Perhaps less widely accepted is the view that the lack of consultation and tight timeframe between the freedoms’ announcement and the go-live date meant that those same regulators were forced to play catch-up.
It must be challenging to regulate for a policy described at the time as the most significant change to pensions in 100 years when there is no real consultation and minimal analysis looking at how retirees might behave, and so how to regulate those behaviours.
The FCA were able to make a number of changes to the at retirement regulatory requirements in the time before the freedoms launched – we saw the requirement to ask customers risk questions and provide tailored risk warnings depending on the answers given. Providers were also required to signpost non-advised clients to the Pension Wise service. However, neither of these changes could be described as radical when set against this ‘once in a century’ change to the retirement framework.

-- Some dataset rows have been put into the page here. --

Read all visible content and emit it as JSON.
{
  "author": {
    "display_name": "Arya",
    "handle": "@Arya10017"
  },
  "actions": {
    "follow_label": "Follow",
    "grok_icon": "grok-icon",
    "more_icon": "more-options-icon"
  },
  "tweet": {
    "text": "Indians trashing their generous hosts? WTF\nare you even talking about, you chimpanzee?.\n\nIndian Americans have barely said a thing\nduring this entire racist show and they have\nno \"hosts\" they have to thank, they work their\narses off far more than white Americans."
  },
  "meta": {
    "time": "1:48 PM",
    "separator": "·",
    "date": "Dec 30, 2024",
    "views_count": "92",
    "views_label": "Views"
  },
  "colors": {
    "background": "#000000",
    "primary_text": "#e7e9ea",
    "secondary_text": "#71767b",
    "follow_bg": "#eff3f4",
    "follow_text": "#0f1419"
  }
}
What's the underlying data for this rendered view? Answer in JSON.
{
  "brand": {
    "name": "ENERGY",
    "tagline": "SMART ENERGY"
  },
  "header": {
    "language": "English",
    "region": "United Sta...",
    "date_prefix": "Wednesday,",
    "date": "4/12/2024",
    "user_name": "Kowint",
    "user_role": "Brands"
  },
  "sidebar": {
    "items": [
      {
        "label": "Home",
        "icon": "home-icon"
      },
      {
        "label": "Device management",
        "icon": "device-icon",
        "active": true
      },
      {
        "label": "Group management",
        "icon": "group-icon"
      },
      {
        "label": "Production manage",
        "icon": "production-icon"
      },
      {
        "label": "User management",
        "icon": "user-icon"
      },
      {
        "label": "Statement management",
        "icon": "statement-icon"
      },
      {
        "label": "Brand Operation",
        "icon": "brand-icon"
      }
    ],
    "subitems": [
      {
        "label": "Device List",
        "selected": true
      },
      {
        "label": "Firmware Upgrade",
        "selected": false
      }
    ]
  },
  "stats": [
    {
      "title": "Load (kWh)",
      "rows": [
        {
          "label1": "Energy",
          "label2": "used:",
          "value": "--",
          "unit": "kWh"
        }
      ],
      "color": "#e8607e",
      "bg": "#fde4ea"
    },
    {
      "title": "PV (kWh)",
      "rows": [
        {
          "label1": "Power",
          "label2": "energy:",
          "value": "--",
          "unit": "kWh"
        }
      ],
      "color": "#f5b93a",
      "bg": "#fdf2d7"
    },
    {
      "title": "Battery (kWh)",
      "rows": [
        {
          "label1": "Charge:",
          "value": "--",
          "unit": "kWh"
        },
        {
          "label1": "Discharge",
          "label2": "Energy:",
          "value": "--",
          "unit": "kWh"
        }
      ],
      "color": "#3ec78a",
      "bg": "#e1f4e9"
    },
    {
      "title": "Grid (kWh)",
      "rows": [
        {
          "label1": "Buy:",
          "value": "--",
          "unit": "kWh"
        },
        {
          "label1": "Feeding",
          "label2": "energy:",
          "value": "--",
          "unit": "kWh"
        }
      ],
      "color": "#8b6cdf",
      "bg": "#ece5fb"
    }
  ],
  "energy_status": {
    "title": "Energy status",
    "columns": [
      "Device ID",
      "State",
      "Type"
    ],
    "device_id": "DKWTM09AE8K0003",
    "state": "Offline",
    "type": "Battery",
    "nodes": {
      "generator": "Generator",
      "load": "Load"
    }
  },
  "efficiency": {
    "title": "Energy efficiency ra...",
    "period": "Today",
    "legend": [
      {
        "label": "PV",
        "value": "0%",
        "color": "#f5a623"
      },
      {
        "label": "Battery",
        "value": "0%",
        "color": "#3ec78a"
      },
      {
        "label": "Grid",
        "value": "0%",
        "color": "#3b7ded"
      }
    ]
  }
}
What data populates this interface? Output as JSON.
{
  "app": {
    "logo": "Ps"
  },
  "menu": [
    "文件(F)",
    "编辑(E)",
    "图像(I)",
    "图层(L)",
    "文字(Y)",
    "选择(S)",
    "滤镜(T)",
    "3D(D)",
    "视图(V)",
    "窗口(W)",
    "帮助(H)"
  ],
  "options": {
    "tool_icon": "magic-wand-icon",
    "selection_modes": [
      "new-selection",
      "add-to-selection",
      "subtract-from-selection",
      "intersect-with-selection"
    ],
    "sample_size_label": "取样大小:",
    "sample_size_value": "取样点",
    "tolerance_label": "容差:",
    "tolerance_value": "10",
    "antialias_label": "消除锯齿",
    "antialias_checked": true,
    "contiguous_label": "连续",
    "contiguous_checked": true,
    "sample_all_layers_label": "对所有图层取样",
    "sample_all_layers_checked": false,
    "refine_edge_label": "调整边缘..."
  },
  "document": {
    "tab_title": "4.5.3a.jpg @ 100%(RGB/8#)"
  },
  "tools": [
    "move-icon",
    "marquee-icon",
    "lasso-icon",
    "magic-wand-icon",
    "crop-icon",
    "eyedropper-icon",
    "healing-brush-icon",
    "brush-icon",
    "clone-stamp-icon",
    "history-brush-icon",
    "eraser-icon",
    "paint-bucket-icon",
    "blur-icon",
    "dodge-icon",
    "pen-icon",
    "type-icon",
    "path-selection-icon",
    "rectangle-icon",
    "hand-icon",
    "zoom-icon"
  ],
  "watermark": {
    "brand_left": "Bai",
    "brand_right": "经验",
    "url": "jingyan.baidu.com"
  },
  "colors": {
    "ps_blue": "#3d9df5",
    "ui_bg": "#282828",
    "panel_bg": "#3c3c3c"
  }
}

Since the freedoms were introduced and these requirements went live the FCA has spent a considerable amount of time gathering data about what retirees have actually been doing with the freedoms. It has also been working on a wide-ranging market study – the Retirement Outcomes Review – and is due to publish its final report covering this review in the first half of 2018.
An issue that the FCA faces, although the extent to which it intends to deal with this in the Retirement Outcomes Review is not clear, is that the author(s) of its own rulebook wrote those rules with a very different retirement framework in mind. The rules were, and largely still are, written with a view to protecting individuals who were faced with a one-and-done decision about how to take benefits. So just before a saver is expected to retire they must be sent information encouraging them to shop around, with an annuity expected to be the home for their retirement funds. Once that annuity has been purchased, no further communication is assumed to be required, so there is no regulatory requirement for that communication.

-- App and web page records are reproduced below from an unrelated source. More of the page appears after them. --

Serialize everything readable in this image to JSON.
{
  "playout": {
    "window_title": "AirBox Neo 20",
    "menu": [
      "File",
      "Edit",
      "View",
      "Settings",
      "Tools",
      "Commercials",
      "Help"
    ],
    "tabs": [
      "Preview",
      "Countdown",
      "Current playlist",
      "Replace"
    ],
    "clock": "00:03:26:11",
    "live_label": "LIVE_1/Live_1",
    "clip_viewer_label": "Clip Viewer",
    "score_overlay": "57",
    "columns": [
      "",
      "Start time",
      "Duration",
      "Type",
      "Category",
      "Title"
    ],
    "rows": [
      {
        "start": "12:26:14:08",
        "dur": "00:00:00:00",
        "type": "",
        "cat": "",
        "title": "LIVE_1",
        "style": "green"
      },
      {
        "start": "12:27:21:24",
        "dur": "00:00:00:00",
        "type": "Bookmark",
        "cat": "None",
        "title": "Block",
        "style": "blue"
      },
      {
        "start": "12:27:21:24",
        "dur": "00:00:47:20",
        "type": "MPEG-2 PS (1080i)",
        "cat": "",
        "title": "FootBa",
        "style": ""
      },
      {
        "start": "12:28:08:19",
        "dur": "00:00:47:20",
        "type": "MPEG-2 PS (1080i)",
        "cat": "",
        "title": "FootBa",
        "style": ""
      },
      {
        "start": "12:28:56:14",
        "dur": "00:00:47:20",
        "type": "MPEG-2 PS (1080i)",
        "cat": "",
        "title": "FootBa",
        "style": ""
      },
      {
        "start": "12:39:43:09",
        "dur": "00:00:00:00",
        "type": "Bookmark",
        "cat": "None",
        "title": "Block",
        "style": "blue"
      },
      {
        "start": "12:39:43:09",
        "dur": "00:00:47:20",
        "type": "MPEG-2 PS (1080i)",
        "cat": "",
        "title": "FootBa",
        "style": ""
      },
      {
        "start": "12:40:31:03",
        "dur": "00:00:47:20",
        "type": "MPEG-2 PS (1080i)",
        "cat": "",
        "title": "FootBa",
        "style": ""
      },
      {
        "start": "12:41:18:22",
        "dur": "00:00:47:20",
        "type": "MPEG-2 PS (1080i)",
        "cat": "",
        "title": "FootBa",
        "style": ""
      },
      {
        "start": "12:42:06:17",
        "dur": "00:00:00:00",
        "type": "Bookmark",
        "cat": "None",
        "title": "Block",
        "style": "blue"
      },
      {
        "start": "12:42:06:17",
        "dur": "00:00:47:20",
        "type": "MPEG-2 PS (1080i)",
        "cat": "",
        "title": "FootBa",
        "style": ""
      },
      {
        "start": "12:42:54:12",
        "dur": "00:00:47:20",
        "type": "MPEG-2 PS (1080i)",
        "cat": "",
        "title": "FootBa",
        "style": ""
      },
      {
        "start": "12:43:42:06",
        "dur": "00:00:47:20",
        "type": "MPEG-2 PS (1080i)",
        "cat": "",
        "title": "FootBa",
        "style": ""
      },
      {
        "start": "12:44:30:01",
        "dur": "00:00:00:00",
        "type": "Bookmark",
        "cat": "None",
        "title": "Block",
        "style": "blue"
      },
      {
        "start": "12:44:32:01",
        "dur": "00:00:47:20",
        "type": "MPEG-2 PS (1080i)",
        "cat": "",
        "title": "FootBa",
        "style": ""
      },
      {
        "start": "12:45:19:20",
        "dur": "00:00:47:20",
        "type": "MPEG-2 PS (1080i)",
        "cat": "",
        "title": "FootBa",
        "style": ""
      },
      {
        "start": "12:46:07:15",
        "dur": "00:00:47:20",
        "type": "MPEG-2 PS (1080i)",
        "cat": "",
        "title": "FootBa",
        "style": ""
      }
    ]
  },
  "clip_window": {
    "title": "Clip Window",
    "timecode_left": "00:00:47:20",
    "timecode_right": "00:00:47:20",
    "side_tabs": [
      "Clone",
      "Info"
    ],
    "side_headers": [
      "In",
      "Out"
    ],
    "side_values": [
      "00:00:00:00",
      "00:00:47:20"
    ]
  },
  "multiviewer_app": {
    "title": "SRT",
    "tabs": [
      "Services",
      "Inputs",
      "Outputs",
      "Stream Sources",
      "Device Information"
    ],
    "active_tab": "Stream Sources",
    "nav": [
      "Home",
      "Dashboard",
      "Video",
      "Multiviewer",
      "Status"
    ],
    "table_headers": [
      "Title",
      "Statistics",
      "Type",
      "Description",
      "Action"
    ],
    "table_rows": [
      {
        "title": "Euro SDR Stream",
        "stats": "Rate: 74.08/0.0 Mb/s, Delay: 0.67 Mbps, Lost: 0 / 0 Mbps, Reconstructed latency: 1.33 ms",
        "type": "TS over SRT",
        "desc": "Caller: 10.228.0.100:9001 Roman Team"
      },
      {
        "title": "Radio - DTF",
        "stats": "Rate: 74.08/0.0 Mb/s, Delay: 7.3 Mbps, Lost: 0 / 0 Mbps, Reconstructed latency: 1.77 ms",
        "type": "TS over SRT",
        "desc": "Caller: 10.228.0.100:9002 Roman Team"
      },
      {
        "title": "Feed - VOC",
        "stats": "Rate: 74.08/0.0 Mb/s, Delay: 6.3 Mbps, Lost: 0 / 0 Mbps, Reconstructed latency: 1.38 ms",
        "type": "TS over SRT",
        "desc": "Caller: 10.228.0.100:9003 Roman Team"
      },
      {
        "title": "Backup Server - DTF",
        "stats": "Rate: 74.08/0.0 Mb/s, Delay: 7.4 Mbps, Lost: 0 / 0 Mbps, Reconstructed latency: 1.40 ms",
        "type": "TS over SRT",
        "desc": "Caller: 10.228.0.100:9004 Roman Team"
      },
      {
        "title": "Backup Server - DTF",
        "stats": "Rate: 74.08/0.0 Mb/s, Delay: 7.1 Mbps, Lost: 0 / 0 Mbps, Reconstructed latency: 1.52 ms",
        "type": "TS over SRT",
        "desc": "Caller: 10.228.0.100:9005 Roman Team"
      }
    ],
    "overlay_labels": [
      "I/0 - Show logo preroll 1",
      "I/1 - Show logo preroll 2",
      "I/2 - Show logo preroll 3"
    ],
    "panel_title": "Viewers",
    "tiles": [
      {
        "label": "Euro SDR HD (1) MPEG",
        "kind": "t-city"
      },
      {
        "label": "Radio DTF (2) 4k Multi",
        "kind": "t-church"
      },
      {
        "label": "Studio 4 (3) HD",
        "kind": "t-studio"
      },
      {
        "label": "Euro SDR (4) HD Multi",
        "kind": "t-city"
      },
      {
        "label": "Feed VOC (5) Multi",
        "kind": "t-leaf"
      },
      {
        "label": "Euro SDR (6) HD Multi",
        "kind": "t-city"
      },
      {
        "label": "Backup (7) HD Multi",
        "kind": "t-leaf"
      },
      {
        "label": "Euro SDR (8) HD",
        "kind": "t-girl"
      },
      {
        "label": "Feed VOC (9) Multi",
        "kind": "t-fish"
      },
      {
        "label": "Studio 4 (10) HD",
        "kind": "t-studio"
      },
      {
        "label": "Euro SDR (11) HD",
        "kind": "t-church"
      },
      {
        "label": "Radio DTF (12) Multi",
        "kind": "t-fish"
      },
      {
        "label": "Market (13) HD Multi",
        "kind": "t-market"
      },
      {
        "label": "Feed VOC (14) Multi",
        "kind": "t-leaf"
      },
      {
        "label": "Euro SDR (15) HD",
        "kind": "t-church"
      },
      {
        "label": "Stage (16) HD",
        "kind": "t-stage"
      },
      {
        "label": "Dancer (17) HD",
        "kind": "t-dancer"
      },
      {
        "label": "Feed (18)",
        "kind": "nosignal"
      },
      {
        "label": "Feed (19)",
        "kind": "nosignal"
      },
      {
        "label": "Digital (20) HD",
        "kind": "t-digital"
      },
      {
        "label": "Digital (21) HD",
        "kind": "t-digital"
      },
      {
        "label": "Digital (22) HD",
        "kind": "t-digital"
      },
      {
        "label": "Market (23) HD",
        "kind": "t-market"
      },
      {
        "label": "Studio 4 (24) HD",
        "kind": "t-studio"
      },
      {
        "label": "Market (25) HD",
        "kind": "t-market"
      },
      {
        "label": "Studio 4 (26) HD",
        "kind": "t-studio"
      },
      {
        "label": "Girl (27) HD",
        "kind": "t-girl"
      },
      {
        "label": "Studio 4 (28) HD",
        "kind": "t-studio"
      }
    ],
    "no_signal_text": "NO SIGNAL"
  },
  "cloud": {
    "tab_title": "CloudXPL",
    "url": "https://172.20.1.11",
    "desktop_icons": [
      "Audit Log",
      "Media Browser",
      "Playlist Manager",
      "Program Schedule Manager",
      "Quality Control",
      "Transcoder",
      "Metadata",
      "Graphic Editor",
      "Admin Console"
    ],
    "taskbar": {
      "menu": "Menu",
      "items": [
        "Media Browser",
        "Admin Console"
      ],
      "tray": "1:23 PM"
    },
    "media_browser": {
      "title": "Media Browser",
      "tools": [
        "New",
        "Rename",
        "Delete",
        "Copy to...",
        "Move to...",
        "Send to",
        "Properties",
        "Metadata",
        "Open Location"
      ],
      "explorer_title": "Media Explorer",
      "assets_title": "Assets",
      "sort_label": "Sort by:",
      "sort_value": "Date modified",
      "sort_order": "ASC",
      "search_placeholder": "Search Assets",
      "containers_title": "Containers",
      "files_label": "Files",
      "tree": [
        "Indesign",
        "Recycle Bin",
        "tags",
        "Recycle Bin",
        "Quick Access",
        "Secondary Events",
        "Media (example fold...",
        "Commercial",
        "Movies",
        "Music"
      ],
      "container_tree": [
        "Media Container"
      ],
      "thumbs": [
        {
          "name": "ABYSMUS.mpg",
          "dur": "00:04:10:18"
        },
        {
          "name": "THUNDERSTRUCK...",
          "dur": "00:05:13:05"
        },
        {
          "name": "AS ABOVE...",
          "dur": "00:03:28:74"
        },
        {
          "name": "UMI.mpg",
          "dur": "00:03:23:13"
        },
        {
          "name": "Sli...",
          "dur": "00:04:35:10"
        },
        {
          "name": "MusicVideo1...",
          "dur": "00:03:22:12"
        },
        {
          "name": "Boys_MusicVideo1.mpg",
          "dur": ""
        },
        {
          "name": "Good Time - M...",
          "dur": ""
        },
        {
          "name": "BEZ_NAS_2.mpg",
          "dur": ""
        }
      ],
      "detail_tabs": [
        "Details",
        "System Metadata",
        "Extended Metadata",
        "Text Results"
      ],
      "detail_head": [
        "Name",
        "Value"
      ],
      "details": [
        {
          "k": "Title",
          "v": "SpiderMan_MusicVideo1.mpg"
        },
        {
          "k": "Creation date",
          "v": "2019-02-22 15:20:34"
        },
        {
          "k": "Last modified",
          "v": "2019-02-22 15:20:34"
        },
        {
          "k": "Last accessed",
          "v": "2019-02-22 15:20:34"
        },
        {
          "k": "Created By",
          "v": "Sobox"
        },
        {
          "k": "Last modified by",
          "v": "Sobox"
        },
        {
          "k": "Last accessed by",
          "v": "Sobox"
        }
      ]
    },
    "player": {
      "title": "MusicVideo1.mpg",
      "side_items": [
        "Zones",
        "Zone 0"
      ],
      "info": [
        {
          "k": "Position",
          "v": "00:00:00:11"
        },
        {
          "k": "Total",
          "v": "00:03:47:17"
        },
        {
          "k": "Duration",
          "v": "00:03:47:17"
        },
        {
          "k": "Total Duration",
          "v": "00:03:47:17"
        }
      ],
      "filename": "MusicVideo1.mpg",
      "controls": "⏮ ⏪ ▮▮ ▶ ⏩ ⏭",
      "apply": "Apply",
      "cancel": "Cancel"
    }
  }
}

If the drawdown regulation wasn’t an afterthought, it certainly looks like it was. Providers are given the very high-level requirement to send drawdown customers sufficient information to allow them to review their decision to go into drawdown.
Going forwards, the FCA needs to create a regulatory retirement framework – in my view from scratch – which starts from the position that drawdown (and our friend, the UFPLS) are mainstream options, and which caters for the fact that this means retirement is not a one-and-done decision any longer. The system will never work as effectively as it must if it is built on annuity-focussed, single event foundations, with drawdown simply an afterthought.
Regulations need to deal with the wide range of choices now open to customers regarding the date at which they can access benefits, how they choose to access those benefits at that point in time, and what they then choose to do with them after the point of access.
For huge numbers of savers retirement planning is now a journey that begins a number of years before access is even available and may continue for 30 to 40 years thereafter.
Rules built with a primary aim of helping people to choose an annuity when they reach 65 won’t do it any more.
What this boil down to is the need for the outputs of the Retirement Outcomes Review to reflect that this policy is the most radical change in retirement for 100 years. The regulatory change needs to reflect this by taking things back to the brickwork, if not the foundations. Sticking a fresh coat of paint or some new wallpaper on the walls to cover the regulatory cracks just won’t do it.